Do not underestimate the impact of Albert Haynesworth’s departure to the Redskins. When Big’Al is healthy and willing, he is an unblockable force in the middle, freeing up those around him to make plays. Take the case of Kyle Vanden Bosch. Prior to his tenure in Tennessee, Vanden Bosch compiled a measly 3.5 total sacks in four years with the Cardinals. Yet, in four years alongside Haynesworth, he racked up 35.5 sacks and two trips to the Pro Bowl. Bet the under for Kyle’s performance in 2009.
Matt Schaub is undoubtedly wishing Al nothing but the best in a new uniform, as, in 2009, the Texan QB will not have to face the author of two of his worst injuries.
Furthermore, Tennessee’s quarterback situation is in trouble with the continued absence of Vince Young. Sure, Kerry Collins is a serviceable veteran, but one has to wonder how much longer his cannon arm can hold up on his 36 year old body.
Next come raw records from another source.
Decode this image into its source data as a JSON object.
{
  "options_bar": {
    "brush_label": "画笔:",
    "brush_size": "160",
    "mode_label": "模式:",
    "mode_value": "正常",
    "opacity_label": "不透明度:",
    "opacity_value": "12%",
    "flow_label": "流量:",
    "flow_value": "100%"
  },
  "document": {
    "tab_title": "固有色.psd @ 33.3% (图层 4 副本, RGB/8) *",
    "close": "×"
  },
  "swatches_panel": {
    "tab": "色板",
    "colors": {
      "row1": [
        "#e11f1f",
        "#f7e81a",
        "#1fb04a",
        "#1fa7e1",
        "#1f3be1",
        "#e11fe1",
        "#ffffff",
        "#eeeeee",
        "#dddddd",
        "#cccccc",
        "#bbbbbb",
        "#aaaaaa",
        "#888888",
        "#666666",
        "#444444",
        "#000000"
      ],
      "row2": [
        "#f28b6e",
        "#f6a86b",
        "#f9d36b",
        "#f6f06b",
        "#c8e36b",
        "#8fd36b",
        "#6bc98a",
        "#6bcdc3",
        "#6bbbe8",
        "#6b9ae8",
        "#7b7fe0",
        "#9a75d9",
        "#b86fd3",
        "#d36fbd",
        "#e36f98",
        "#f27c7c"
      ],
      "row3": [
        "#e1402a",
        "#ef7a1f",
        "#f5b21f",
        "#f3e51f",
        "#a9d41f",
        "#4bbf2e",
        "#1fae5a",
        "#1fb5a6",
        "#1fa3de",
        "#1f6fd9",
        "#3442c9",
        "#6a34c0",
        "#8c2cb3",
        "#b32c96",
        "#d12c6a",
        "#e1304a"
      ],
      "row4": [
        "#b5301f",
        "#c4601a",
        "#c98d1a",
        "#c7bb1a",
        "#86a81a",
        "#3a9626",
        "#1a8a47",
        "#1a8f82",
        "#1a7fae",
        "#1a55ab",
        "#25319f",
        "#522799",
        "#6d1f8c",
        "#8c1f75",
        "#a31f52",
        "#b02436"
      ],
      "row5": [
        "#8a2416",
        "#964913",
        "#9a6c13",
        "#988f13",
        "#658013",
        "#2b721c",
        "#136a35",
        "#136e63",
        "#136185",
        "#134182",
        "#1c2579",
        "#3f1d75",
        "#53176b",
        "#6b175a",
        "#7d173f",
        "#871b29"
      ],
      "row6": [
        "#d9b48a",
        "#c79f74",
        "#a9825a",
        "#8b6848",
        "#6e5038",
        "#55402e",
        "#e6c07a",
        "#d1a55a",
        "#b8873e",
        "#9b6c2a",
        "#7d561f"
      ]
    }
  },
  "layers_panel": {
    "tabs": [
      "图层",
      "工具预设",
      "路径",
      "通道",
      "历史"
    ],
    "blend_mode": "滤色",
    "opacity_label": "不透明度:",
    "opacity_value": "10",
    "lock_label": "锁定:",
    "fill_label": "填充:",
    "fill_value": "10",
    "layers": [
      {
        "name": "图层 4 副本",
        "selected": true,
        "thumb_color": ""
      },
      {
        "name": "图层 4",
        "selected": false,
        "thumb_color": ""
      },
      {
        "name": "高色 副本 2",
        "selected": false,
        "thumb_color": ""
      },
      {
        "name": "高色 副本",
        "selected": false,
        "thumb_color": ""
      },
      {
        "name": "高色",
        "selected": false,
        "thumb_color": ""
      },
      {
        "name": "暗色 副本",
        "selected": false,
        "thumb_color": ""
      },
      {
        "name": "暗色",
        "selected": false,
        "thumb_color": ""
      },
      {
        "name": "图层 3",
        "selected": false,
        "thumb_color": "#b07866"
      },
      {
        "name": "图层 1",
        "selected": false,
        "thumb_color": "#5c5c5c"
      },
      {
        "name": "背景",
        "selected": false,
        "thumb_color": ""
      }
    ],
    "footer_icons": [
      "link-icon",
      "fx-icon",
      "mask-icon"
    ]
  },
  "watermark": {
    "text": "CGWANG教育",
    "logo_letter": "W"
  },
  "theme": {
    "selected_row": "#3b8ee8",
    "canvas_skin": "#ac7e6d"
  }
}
The Titan’s well-seasoned coach has often done much with little. And, Steve Fisher will still have a great rushing attack and a solid ball-hawking secondary again in 2009. But, look for the Titans to slide from their 13-3 record of last year. Can the Texans pick up a win from the Titan?
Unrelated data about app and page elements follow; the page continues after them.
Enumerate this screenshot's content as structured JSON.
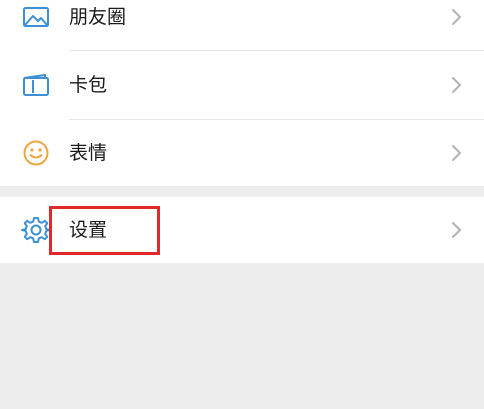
{
  "menu": {
    "items": [
      {
        "label": "朋友圈",
        "icon": "moments-image-icon"
      },
      {
        "label": "卡包",
        "icon": "card-wallet-icon"
      },
      {
        "label": "表情",
        "icon": "smiley-face-icon"
      }
    ],
    "settings": {
      "label": "设置",
      "icon": "gear-icon"
    }
  },
  "colors": {
    "icon_blue": "#3d8fd6",
    "icon_orange": "#f0a640",
    "highlight_red": "#e0292b",
    "chevron_gray": "#b2b2b2",
    "background": "#ededed"
  }
}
We’ve also seen the first chinks in the Colts armor in the loss of Head Coach Tony Dungy. Dungy is a special type of coach and person, and it would be difficult to replace all the ways in which he affected his players. There will be a leadership hole in the Colt’s organization until someone else commands the respect that he had earned.
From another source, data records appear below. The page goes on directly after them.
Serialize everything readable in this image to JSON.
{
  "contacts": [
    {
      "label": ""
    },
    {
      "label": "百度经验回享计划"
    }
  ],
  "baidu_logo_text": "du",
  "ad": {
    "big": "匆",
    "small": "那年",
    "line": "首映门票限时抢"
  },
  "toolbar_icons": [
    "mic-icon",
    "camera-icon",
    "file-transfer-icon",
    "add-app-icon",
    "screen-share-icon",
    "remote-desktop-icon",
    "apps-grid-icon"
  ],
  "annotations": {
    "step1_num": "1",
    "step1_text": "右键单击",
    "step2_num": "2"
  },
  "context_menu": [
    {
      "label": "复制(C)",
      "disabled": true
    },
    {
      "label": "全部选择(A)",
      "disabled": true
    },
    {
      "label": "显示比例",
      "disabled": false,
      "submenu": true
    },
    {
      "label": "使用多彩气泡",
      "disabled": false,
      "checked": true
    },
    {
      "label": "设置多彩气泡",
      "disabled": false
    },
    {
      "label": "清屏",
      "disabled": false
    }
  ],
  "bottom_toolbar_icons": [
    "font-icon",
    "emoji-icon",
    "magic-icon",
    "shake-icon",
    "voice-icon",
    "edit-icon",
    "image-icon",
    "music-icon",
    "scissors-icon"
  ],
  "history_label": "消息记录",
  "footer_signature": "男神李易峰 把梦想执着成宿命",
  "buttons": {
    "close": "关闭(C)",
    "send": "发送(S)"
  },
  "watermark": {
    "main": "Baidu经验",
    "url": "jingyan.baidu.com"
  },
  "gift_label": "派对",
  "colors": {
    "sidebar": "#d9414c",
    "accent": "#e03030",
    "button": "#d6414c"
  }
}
Additionally, one cannot fully calculate the direct role that Dungy had in turning a perennial cupcake defense into one of playoff caliber. Few coaches or managers have been as adept as Dungy at drafting defensive talents outside of the first round, highlighted by the acquisitions of Robert Mathis (5th Round), Bob Sanders (2nd Round), Antoine Bethea (6th Round), and Gary Brackett (undrafted). In fact, only twice in his seven years with the Colts did Dungy take a defensive player in the first round, snagging pass-rushing terror, Dwight Freeney and a solid starting cornerback in Marlin Jackson. Similarly, Dungy knew how to pick up experienced players, sometimes under-priced, who were good fits in his cover two scheme.
Peyton Manning will still be a top level QB, and he will have a myriad of weapons -- Anthony Gonzalez, Dallas Clark, Joseph Addai, Reggie Wayne, and newly added running back, Donald Brown. While future Hall Of Fame receiver Marvin Harrison was no longer at the top of his game he was Peyton’s favorite target for many years. Will Peyton be as comfortable without him? How much more challenging will it be for Peyton without offensive coordinator Rob Moore and quarterbacks coach Jim Caldwell -- both of whom had been there since Manning was a rookie. From Dungy on down – there is lots of turmoil for the QB to assimilate and manage.
So, if the big boys are ready to be challenged, where does this all lead? Fans can look forward to the “Crucible.” From November 8th to December 6th (weeks 9-13) the Texans play four consecutive games against their division rivals. This run culminates with the conclusion of their divisional schedule against the Jaguars in week thirteen.
Aside from an unexpectedly terrible start, a 3-1 result would set them up nicely for the four remaining games of the schedule. Even 2-2 would probably leave them in contention as their remaining schedule looks favorable with games against the Seahawks, Rams, and Dolphins. The final game of the regular season will be against a Patriots team that will likely have their playoff spot locked up. But, if the Texans take care of business they should not have to hope for a gift in the last week.
Fortunately, during this difficult stretch, the Texans have a well-placed bye during week ten that should allow them to get focused for the huge Monday Night home game against the Titans in week eleven.
Thus, the Texans mid-season "Crucible" of four consecutive divisional games will likely determine the fate of their playoff chances in 2009. If they do well, this test may vault a young team to their first playoff appearance, and set a standard that they can aspire to for years to come.